| Exercise prompt |
Please reproduce every record exactly as written, leaving out the pictures.

======== Dataset excerpts

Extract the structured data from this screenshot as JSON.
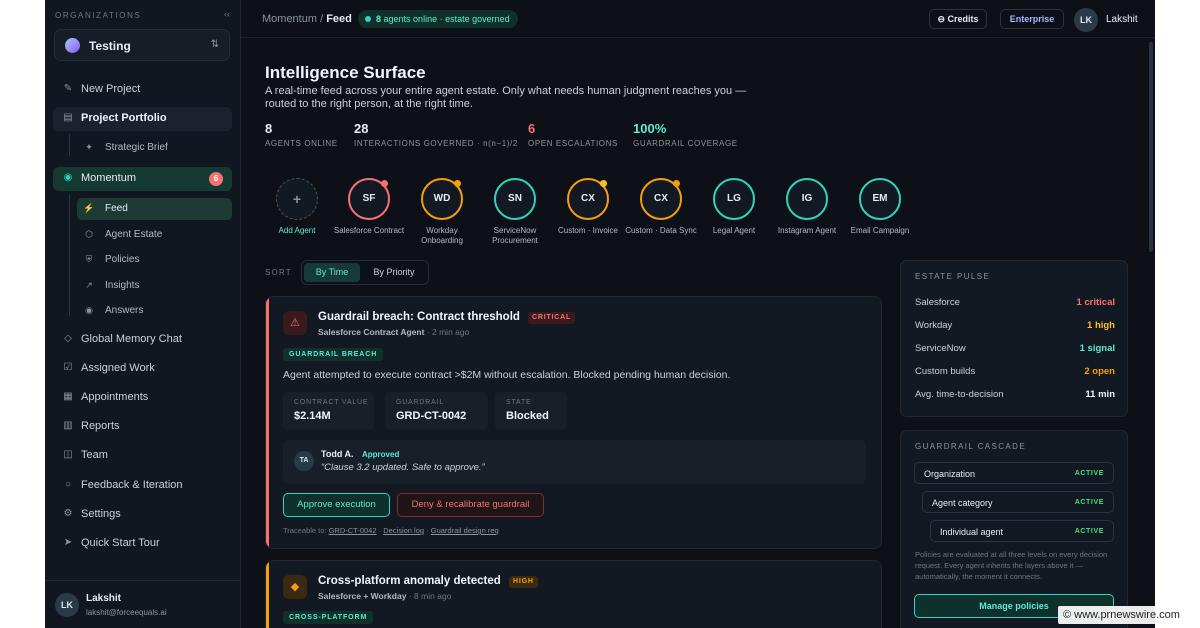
{
  "sidebar": {
    "org_label": "ORGANIZATIONS",
    "collapse_glyph": "‹‹",
    "org_name": "Testing",
    "items": [
      {
        "label": "New Project"
      },
      {
        "label": "Project Portfolio"
      },
      {
        "label": "Strategic Brief"
      },
      {
        "label": "Momentum",
        "badge": "6"
      },
      {
        "label": "Feed"
      },
      {
        "label": "Agent Estate"
      },
      {
        "label": "Policies"
      },
      {
        "label": "Insights"
      },
      {
        "label": "Answers"
      },
      {
        "label": "Global Memory Chat"
      },
      {
        "label": "Assigned Work"
      },
      {
        "label": "Appointments"
      },
      {
        "label": "Reports"
      },
      {
        "label": "Team"
      },
      {
        "label": "Feedback & Iteration"
      },
      {
        "label": "Settings"
      },
      {
        "label": "Quick Start Tour"
      }
    ],
    "user": {
      "initials": "LK",
      "name": "Lakshit",
      "email": "lakshit@forceequals.ai"
    }
  },
  "topbar": {
    "crumb_parent": "Momentum /",
    "crumb_current": "Feed",
    "online_count": "8",
    "online_text": "agents online · estate governed",
    "credits_label": "⊖ Credits",
    "plan_label": "Enterprise",
    "user_initials": "LK",
    "user_name": "Lakshit"
  },
  "main": {
    "title": "Intelligence Surface",
    "description": "A real-time feed across your entire agent estate. Only what needs human judgment reaches you — routed to the right person, at the right time.",
    "stats": [
      {
        "value": "8",
        "caption": "AGENTS ONLINE",
        "color": "#f0f6fc"
      },
      {
        "value": "28",
        "caption": "INTERACTIONS GOVERNED · n(n−1)/2",
        "color": "#f0f6fc"
      },
      {
        "value": "6",
        "caption": "OPEN ESCALATIONS",
        "color": "#f87171"
      },
      {
        "value": "100%",
        "caption": "GUARDRAIL COVERAGE",
        "color": "#5eead4"
      }
    ],
    "agents": [
      {
        "initials": "+",
        "name": "Add Agent"
      },
      {
        "initials": "SF",
        "name": "Salesforce Contract",
        "ring": "#f87171",
        "notif": "#f87171"
      },
      {
        "initials": "WD",
        "name": "Workday Onboarding",
        "ring": "#f59e0b",
        "notif": "#f59e0b"
      },
      {
        "initials": "SN",
        "name": "ServiceNow Procurement",
        "ring": "#2dd4bf"
      },
      {
        "initials": "CX",
        "name": "Custom · Invoice",
        "ring": "#f59e0b",
        "notif": "#fbbf24"
      },
      {
        "initials": "CX",
        "name": "Custom · Data Sync",
        "ring": "#f59e0b",
        "notif": "#f59e0b"
      },
      {
        "initials": "LG",
        "name": "Legal Agent",
        "ring": "#2dd4bf"
      },
      {
        "initials": "IG",
        "name": "Instagram Agent",
        "ring": "#2dd4bf"
      },
      {
        "initials": "EM",
        "name": "Email Campaign",
        "ring": "#2dd4bf"
      }
    ],
    "sort": {
      "label": "SORT",
      "by_time": "By Time",
      "by_priority": "By Priority"
    }
  },
  "cards": [
    {
      "title": "Guardrail breach: Contract threshold",
      "severity": "CRITICAL",
      "source": "Salesforce Contract Agent",
      "time": "· 2 min ago",
      "tag": "GUARDRAIL BREACH",
      "body": "Agent attempted to execute contract >$2M without escalation. Blocked pending human decision.",
      "fields": [
        {
          "k": "CONTRACT VALUE",
          "v": "$2.14M"
        },
        {
          "k": "GUARDRAIL",
          "v": "GRD-CT-0042"
        },
        {
          "k": "STATE",
          "v": "Blocked"
        }
      ],
      "comment": {
        "initials": "TA",
        "who": "Todd A.",
        "status": "Approved",
        "text": "“Clause 3.2 updated. Safe to approve.”"
      },
      "approve_label": "Approve execution",
      "deny_label": "Deny & recalibrate guardrail",
      "trace_prefix": "Traceable to:",
      "trace_1": "GRD-CT-0042",
      "trace_2": "Decision log",
      "trace_3": "Guardrail design req"
    },
    {
      "title": "Cross-platform anomaly detected",
      "severity": "HIGH",
      "source": "Salesforce + Workday",
      "time": "· 8 min ago",
      "tag": "CROSS-PLATFORM"
    }
  ],
  "pulse": {
    "heading": "ESTATE PULSE",
    "rows": [
      {
        "name": "Salesforce",
        "value": "1 critical",
        "color": "#f87171"
      },
      {
        "name": "Workday",
        "value": "1 high",
        "color": "#fbbf24"
      },
      {
        "name": "ServiceNow",
        "value": "1 signal",
        "color": "#5eead4"
      },
      {
        "name": "Custom builds",
        "value": "2 open",
        "color": "#f59e0b"
      },
      {
        "name": "Avg. time-to-decision",
        "value": "11 min",
        "color": "#f0f6fc"
      }
    ]
  },
  "cascade": {
    "heading": "GUARDRAIL CASCADE",
    "levels": [
      {
        "name": "Organization",
        "status": "ACTIVE"
      },
      {
        "name": "Agent category",
        "status": "ACTIVE"
      },
      {
        "name": "Individual agent",
        "status": "ACTIVE"
      }
    ],
    "note": "Policies are evaluated at all three levels on every decision request. Every agent inherits the layers above it — automatically, the moment it connects.",
    "manage_label": "Manage policies"
  },
  "watermark": "© www.prnewswire.com"
}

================

| Task answer |
Extract the structured data from this screenshot as JSON.
{
  "sidebar": {
    "org_label": "ORGANIZATIONS",
    "collapse_glyph": "‹‹",
    "org_name": "Testing",
    "items": [
      {
        "label": "New Project"
      },
      {
        "label": "Project Portfolio"
      },
      {
        "label": "Strategic Brief"
      },
      {
        "label": "Momentum",
        "badge": "6"
      },
      {
        "label": "Feed"
      },
      {
        "label": "Agent Estate"
      },
      {
        "label": "Policies"
      },
      {
        "label": "Insights"
      },
      {
        "label": "Answers"
      },
      {
        "label": "Global Memory Chat"
      },
      {
        "label": "Assigned Work"
      },
      {
        "label": "Appointments"
      },
      {
        "label": "Reports"
      },
      {
        "label": "Team"
      },
      {
        "label": "Feedback & Iteration"
      },
      {
        "label": "Settings"
      },
      {
        "label": "Quick Start Tour"
      }
    ],
    "user": {
      "initials": "LK",
      "name": "Lakshit",
      "email": "lakshit@forceequals.ai"
    }
  },
  "topbar": {
    "crumb_parent": "Momentum /",
    "crumb_current": "Feed",
    "online_count": "8",
    "online_text": "agents online · estate governed",
    "credits_label": "⊖ Credits",
    "plan_label": "Enterprise",
    "user_initials": "LK",
    "user_name": "Lakshit"
  },
  "main": {
    "title": "Intelligence Surface",
    "description": "A real-time feed across your entire agent estate. Only what needs human judgment reaches you — routed to the right person, at the right time.",
    "stats": [
      {
        "value": "8",
        "caption": "AGENTS ONLINE",
        "color": "#f0f6fc"
      },
      {
        "value": "28",
        "caption": "INTERACTIONS GOVERNED · n(n−1)/2",
        "color": "#f0f6fc"
      },
      {
        "value": "6",
        "caption": "OPEN ESCALATIONS",
        "color": "#f87171"
      },
      {
        "value": "100%",
        "caption": "GUARDRAIL COVERAGE",
        "color": "#5eead4"
      }
    ],
    "agents": [
      {
        "initials": "+",
        "name": "Add Agent"
      },
      {
        "initials": "SF",
        "name": "Salesforce Contract",
        "ring": "#f87171",
        "notif": "#f87171"
      },
      {
        "initials": "WD",
        "name": "Workday Onboarding",
        "ring": "#f59e0b",
        "notif": "#f59e0b"
      },
      {
        "initials": "SN",
        "name": "ServiceNow Procurement",
        "ring": "#2dd4bf"
      },
      {
        "initials": "CX",
        "name": "Custom · Invoice",
        "ring": "#f59e0b",
        "notif": "#fbbf24"
      },
      {
        "initials": "CX",
        "name": "Custom · Data Sync",
        "ring": "#f59e0b",
        "notif": "#f59e0b"
      },
      {
        "initials": "LG",
        "name": "Legal Agent",
        "ring": "#2dd4bf"
      },
      {
        "initials": "IG",
        "name": "Instagram Agent",
        "ring": "#2dd4bf"
      },
      {
        "initials": "EM",
        "name": "Email Campaign",
        "ring": "#2dd4bf"
      }
    ],
    "sort": {
      "label": "SORT",
      "by_time": "By Time",
      "by_priority": "By Priority"
    }
  },
  "cards": [
    {
      "title": "Guardrail breach: Contract threshold",
      "severity": "CRITICAL",
      "source": "Salesforce Contract Agent",
      "time": "· 2 min ago",
      "tag": "GUARDRAIL BREACH",
      "body": "Agent attempted to execute contract >$2M without escalation. Blocked pending human decision.",
      "fields": [
        {
          "k": "CONTRACT VALUE",
          "v": "$2.14M"
        },
        {
          "k": "GUARDRAIL",
          "v": "GRD-CT-0042"
        },
        {
          "k": "STATE",
          "v": "Blocked"
        }
      ],
      "comment": {
        "initials": "TA",
        "who": "Todd A.",
        "status": "Approved",
        "text": "“Clause 3.2 updated. Safe to approve.”"
      },
      "approve_label": "Approve execution",
      "deny_label": "Deny & recalibrate guardrail",
      "trace_prefix": "Traceable to:",
      "trace_1": "GRD-CT-0042",
      "trace_2": "Decision log",
      "trace_3": "Guardrail design req"
    },
    {
      "title": "Cross-platform anomaly detected",
      "severity": "HIGH",
      "source": "Salesforce + Workday",
      "time": "· 8 min ago",
      "tag": "CROSS-PLATFORM"
    }
  ],
  "pulse": {
    "heading": "ESTATE PULSE",
    "rows": [
      {
        "name": "Salesforce",
        "value": "1 critical",
        "color": "#f87171"
      },
      {
        "name": "Workday",
        "value": "1 high",
        "color": "#fbbf24"
      },
      {
        "name": "ServiceNow",
        "value": "1 signal",
        "color": "#5eead4"
      },
      {
        "name": "Custom builds",
        "value": "2 open",
        "color": "#f59e0b"
      },
      {
        "name": "Avg. time-to-decision",
        "value": "11 min",
        "color": "#f0f6fc"
      }
    ]
  },
  "cascade": {
    "heading": "GUARDRAIL CASCADE",
    "levels": [
      {
        "name": "Organization",
        "status": "ACTIVE"
      },
      {
        "name": "Agent category",
        "status": "ACTIVE"
      },
      {
        "name": "Individual agent",
        "status": "ACTIVE"
      }
    ],
    "note": "Policies are evaluated at all three levels on every decision request. Every agent inherits the layers above it — automatically, the moment it connects.",
    "manage_label": "Manage policies"
  },
  "watermark": "© www.prnewswire.com"
}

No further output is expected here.